Great Smoky Mountains National Park Officials announced the completion of the recovery efforts for the victims associated with the Cessna 182 that went down in Great Smoky Mountains National Park on Monday, December 26th. At approximately 5:00 p.m. on Wednesday the park’s technical rescue team along with a Tennessee Army National Guard helicopter extricated the three victims from the wreckage.
The plane was in route to the Gatlinburg-Pigeon Forge Airport from Florida on Monday when it went missing over the park at approximately 4:01 pm. The three occupants of the plane, David Starling, 41, Kim Smith, 42, and Hunter Starling, 8, were from Bradford County, FL.
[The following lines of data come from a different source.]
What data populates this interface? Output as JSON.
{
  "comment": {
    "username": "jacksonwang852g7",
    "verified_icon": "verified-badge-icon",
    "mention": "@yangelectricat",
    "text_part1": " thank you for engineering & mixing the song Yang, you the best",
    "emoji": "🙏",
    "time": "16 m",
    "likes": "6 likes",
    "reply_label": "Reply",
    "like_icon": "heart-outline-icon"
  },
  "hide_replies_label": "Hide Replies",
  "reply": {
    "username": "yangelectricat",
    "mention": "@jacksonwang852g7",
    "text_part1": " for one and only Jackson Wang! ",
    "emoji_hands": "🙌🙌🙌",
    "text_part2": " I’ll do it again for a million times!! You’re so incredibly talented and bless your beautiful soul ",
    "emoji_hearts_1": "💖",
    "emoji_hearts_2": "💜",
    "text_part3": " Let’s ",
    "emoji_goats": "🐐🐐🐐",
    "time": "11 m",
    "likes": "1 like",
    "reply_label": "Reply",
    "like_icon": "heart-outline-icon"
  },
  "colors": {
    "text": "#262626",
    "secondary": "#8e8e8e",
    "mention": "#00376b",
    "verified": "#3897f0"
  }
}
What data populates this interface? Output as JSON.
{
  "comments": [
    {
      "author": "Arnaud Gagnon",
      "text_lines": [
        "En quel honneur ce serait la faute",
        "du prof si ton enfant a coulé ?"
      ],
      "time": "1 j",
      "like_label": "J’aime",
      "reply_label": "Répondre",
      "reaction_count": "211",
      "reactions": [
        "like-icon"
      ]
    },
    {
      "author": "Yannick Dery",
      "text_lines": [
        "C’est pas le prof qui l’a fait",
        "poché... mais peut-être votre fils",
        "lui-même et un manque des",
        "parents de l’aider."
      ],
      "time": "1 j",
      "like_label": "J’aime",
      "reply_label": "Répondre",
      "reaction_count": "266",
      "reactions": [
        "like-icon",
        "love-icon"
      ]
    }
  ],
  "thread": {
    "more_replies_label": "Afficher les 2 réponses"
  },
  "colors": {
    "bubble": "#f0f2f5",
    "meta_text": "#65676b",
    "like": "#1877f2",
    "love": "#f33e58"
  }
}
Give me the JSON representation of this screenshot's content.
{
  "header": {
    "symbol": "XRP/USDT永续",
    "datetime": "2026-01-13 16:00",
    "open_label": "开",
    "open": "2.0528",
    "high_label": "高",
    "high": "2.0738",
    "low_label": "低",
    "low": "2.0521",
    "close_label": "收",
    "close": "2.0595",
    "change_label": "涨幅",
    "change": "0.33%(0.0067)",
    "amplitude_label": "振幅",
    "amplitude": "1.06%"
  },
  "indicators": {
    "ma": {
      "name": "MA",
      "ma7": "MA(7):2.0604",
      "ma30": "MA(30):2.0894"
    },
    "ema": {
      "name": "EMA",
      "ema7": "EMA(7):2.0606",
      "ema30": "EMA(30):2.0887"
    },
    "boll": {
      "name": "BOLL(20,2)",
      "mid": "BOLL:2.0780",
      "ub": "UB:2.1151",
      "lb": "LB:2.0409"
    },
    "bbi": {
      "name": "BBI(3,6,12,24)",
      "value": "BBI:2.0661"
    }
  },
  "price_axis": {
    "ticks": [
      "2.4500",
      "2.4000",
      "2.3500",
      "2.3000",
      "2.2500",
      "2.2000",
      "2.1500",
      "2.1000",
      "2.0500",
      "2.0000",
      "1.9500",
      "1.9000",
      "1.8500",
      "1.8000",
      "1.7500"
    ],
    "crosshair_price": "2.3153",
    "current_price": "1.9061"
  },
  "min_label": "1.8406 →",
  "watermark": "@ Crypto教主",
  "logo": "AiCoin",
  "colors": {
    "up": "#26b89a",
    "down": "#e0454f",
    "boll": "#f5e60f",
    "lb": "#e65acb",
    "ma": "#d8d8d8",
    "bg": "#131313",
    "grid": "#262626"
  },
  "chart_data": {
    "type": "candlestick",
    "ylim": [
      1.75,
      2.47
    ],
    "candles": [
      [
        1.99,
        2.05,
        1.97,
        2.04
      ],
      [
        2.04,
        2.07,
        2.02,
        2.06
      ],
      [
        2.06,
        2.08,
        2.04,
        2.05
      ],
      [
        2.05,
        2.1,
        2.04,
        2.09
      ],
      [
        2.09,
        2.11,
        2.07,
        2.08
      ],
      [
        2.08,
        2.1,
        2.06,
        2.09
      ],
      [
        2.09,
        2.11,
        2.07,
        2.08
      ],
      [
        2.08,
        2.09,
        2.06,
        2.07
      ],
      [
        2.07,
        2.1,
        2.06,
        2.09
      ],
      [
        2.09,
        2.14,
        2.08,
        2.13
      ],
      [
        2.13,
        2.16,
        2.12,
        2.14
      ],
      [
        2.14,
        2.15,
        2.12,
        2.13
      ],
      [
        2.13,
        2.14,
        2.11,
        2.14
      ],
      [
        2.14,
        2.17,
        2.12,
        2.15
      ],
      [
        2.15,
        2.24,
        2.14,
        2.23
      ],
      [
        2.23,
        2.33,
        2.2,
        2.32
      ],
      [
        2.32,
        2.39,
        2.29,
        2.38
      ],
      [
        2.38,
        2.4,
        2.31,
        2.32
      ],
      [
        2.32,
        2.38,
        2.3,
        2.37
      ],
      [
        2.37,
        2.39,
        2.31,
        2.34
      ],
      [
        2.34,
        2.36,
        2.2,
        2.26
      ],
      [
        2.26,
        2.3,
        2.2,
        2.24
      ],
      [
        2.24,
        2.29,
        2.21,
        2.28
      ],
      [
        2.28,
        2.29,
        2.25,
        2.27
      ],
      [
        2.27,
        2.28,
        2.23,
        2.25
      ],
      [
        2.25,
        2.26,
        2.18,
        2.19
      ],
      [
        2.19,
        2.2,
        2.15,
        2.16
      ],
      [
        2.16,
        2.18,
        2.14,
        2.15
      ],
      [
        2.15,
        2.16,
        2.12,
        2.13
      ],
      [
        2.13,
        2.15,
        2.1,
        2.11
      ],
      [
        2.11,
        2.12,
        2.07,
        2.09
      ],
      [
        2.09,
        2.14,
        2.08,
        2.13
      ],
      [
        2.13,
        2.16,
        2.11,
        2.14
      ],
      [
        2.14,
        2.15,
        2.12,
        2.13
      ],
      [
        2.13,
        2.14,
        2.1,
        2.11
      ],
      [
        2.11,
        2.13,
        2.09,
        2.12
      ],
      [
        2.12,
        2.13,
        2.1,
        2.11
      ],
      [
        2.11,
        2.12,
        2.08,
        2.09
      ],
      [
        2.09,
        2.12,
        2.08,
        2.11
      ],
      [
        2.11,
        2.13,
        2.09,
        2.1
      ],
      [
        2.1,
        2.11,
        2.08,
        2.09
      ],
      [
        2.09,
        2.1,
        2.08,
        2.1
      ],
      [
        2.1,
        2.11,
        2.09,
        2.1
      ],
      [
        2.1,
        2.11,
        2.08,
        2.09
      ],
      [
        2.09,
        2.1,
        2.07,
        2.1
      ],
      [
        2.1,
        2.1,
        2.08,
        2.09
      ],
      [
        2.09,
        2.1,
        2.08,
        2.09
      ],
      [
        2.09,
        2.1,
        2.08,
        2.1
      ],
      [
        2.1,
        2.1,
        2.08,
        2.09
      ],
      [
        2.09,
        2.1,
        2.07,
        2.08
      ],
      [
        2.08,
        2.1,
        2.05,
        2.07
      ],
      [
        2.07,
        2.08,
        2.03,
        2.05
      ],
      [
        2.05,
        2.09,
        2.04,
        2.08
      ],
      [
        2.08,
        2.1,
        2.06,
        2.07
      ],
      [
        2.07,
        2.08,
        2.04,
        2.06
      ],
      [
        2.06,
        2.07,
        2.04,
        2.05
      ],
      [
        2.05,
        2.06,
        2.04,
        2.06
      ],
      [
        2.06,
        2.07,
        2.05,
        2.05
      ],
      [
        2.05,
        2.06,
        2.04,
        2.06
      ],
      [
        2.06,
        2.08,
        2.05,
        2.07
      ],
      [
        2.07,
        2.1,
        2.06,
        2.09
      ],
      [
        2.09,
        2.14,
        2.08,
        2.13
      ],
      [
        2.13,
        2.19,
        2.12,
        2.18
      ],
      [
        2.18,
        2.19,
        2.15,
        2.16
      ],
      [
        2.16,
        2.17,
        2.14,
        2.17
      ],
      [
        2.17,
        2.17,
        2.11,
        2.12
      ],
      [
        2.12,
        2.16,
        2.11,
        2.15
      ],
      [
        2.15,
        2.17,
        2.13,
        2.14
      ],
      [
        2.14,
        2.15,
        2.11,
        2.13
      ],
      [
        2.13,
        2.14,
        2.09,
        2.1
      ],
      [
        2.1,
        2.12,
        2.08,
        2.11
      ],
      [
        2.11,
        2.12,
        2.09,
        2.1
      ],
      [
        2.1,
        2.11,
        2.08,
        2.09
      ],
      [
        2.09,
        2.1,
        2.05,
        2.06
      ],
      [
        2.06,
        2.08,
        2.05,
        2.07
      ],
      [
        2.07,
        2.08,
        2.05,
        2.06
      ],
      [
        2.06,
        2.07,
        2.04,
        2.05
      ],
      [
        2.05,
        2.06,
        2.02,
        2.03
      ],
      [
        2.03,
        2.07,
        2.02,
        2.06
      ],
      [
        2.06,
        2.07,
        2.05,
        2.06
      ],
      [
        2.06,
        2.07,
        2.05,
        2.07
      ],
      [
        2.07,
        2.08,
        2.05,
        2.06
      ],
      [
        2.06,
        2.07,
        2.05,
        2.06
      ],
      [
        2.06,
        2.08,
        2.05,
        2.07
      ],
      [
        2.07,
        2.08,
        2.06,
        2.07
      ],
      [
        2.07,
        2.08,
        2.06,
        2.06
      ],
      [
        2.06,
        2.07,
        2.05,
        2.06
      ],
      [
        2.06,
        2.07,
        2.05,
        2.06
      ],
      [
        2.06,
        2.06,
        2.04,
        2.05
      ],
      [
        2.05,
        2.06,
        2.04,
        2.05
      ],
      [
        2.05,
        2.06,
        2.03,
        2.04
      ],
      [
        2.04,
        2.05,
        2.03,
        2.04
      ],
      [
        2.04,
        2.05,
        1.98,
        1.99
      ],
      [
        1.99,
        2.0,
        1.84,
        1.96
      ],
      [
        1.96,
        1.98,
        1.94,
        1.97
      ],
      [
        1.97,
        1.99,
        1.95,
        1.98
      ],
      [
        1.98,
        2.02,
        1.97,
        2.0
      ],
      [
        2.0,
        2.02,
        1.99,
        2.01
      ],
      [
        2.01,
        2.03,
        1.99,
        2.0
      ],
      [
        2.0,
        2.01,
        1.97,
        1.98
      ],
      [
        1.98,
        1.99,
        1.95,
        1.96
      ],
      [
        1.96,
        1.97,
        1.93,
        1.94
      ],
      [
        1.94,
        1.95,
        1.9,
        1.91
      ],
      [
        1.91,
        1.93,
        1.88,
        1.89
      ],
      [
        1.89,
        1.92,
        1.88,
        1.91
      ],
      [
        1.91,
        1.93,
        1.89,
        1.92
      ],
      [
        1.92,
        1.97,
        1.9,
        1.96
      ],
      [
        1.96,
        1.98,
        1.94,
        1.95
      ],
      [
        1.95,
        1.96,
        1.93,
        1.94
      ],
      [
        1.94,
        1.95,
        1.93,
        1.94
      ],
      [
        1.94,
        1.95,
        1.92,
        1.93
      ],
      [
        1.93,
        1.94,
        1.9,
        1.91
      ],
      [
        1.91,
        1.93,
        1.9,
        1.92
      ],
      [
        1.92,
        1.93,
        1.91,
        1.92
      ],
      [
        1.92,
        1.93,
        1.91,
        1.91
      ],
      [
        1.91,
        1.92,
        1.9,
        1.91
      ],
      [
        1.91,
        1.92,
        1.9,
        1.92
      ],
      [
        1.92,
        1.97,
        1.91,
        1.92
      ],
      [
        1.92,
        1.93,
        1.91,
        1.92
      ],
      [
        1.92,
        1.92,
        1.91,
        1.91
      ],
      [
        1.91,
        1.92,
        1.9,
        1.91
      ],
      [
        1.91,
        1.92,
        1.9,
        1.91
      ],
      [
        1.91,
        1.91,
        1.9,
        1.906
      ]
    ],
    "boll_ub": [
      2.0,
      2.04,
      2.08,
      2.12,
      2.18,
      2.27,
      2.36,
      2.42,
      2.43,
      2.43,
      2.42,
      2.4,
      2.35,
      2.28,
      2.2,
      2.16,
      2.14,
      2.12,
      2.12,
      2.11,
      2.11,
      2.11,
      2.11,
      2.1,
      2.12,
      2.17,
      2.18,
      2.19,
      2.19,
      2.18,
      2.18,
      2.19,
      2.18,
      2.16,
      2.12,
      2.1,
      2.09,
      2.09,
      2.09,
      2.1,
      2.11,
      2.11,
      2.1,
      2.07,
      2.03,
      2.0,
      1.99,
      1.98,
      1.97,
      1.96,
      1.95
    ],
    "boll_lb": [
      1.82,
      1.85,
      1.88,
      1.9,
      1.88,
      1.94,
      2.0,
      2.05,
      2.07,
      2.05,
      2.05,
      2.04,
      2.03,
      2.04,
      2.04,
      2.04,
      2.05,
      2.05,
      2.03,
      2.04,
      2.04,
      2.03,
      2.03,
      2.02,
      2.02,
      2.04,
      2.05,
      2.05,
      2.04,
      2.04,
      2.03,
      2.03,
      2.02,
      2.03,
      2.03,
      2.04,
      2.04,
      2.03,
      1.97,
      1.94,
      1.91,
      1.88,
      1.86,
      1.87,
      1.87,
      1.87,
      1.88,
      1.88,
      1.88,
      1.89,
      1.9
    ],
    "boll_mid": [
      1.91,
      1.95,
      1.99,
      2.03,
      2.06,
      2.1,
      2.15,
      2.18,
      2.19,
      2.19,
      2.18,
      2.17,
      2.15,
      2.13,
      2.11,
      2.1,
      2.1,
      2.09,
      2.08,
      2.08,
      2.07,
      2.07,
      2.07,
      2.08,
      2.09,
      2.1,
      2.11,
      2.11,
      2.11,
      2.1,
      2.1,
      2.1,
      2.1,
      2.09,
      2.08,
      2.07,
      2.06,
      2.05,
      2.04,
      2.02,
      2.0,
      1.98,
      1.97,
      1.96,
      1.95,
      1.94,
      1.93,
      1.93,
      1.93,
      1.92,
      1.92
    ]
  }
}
Ground teams searched the steep and heavily wooded area on foot Tuesday, but were unable to access some areas due to rough terrain. A reconnaissance flight by the Tennessee Army National Guard located the missing single engine airplane within Great Smoky Mountains National Park at approximately 4:43 pm on Tuesday, December 27th. The plane was found in steep terrain on an unnamed ridge between Cole Creek and Bearpen Hollow Branch. Paramedics on board were hoisted down to the crash site and confirmed that there were no survivors.
The National Park Service worked closely with the Air Force Rescue Coordination Center, Civil Air Patrol, Federal Aviation Administration, and Tennessee Emergency Management Agency in this search effort.
The National Transportation Safety Board will take the lead in the investigation of the plane crash.